Now, the founder of personalised greetings business Boomf said while there was no particular reason for his depression, he could recall feeling guilty for his privileged upbringing.
‘It’s what keeps you in bed, while anxiety makes you feel guilty for being there,” he told Tatler.
“I thought ‘What do I have to be depressed about?’ I’ve been so lucky with my upbringing, I had all the things I wanted.
“It’s not that I wanted more, but there was something that wasn’t always there... And the more I ignored it, the more it was taking over.”
While his parents, Carol and Michael Middleton, knew something “wasn’t right”, the 32-year-old said he felt incapable of talking to them about how he was feeling at the time.
The entrepreneur continued: “I shut myself off, I didn’t communicate with my family at all. But there’s only so long you can hold your breath.”
Following a period of therapy and time in Glen Affric – his brother-in-law James Matthews’ Scottish estate – Kate’s brother admitted to finally feeling content.
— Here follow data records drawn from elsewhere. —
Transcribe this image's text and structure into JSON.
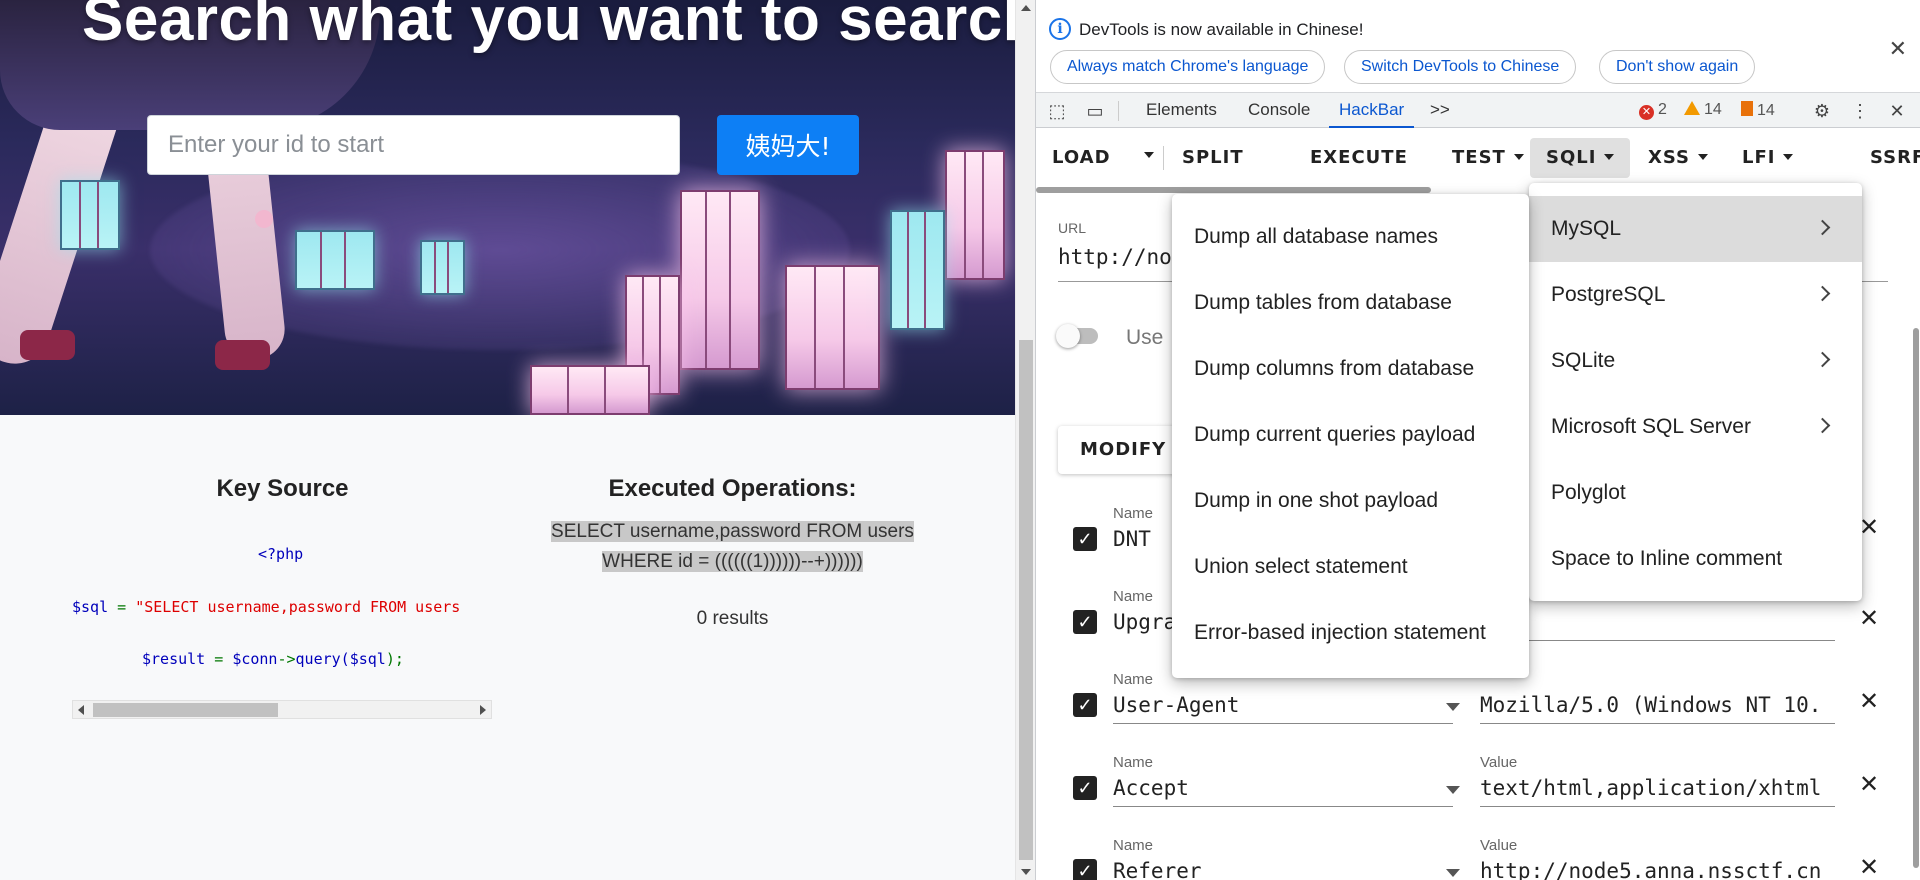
{
  "page": {
    "hero_title": "Search what you want to search",
    "search_placeholder": "Enter your id to start",
    "search_button": "姨妈大!",
    "key_source_title": "Key Source",
    "code": {
      "line1": "<?php",
      "line2_var": "$sql",
      "line2_eq": " = ",
      "line2_str": "\"SELECT username,password FROM users",
      "line3_var": "$result",
      "line3_eq": " = ",
      "line3_obj": "$conn",
      "line3_arrow": "->",
      "line3_call": "query(",
      "line3_arg": "$sql",
      "line3_end": ");"
    },
    "executed_title": "Executed Operations:",
    "executed_sql_line1": "SELECT username,password FROM users",
    "executed_sql_line2": "WHERE id = ((((((1))))))--+))))))",
    "results": "0 results"
  },
  "devtools": {
    "info_text": "DevTools is now available in Chinese!",
    "info_buttons": [
      "Always match Chrome's language",
      "Switch DevTools to Chinese",
      "Don't show again"
    ],
    "tabs": [
      "Elements",
      "Console",
      "HackBar"
    ],
    "active_tab": "HackBar",
    "more_tabs": ">>",
    "errors": "2",
    "warnings": "14",
    "issues": "14"
  },
  "hackbar": {
    "toolbar": [
      "LOAD",
      "SPLIT",
      "EXECUTE",
      "TEST",
      "SQLI",
      "XSS",
      "LFI",
      "SSRF"
    ],
    "url_label": "URL",
    "url_value": "http://no",
    "toggle_label": "Use",
    "modify_button": "MODIFY H",
    "name_label": "Name",
    "value_label": "Value",
    "headers": [
      {
        "name": "DNT",
        "value": ""
      },
      {
        "name": "Upgra",
        "value": ""
      },
      {
        "name": "User-Agent",
        "value": "Mozilla/5.0 (Windows NT 10."
      },
      {
        "name": "Accept",
        "value": "text/html,application/xhtml"
      },
      {
        "name": "Referer",
        "value": "http://node5.anna.nssctf.cn"
      }
    ]
  },
  "sqli_menu": [
    "MySQL",
    "PostgreSQL",
    "SQLite",
    "Microsoft SQL Server",
    "Polyglot",
    "Space to Inline comment"
  ],
  "mysql_menu": [
    "Dump all database names",
    "Dump tables from database",
    "Dump columns from database",
    "Dump current queries payload",
    "Dump in one shot payload",
    "Union select statement",
    "Error-based injection statement"
  ]
}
“I am happy – I feel like James Middleton again,” he said. “I feel like I was when I was 13, excited about life. I feel like myself again and I couldn’t ask for more.”
Elsewhere in the interview, Middleton – who is currently in a relationship with French financial expert Alizee Thevenet – spoke about the pressure of being in the public eye.
Following Kate’s wedding to the Duke of Cambridge in 2011, the then 23-year-old James said that the sudden media attention around him made him question his sense of self, his abilities and his business.
“Suddenly, and very publicly, I was being judged about whether I was a success of a failure,” he said.
“That does put pressure on you. Because in my mind I’m doing this irrespective of my family and events that have happened.”
On his relationship with the royals, he added: “I lead a separate life to them.
“If there’s interest in me, great. If there’s interest in me because of them, that’s different.”
In his January essay for the Daily Mail, Middleton described depression as “an absence of feelings” and revealed that his eldest sister’s work with mental health charity Heads Together was partly what inspired him to come forward with his own story of the condition.
“I know I’m richly blessed and live a privileged life. But it did not make me immune to depression,” he wrote.
“It is tricky to describe the condition. It is not merely sadness. It is an illness, a cancer of the mind.”
If you have been affected by any issues mentioned in this article, you can contact The Samaritans for free on 116 123 or any of the following mental health organisations:
The full interview can be seen in the August issue of Tatler, available on newsstands and digital download on Thursday 27 June 2019.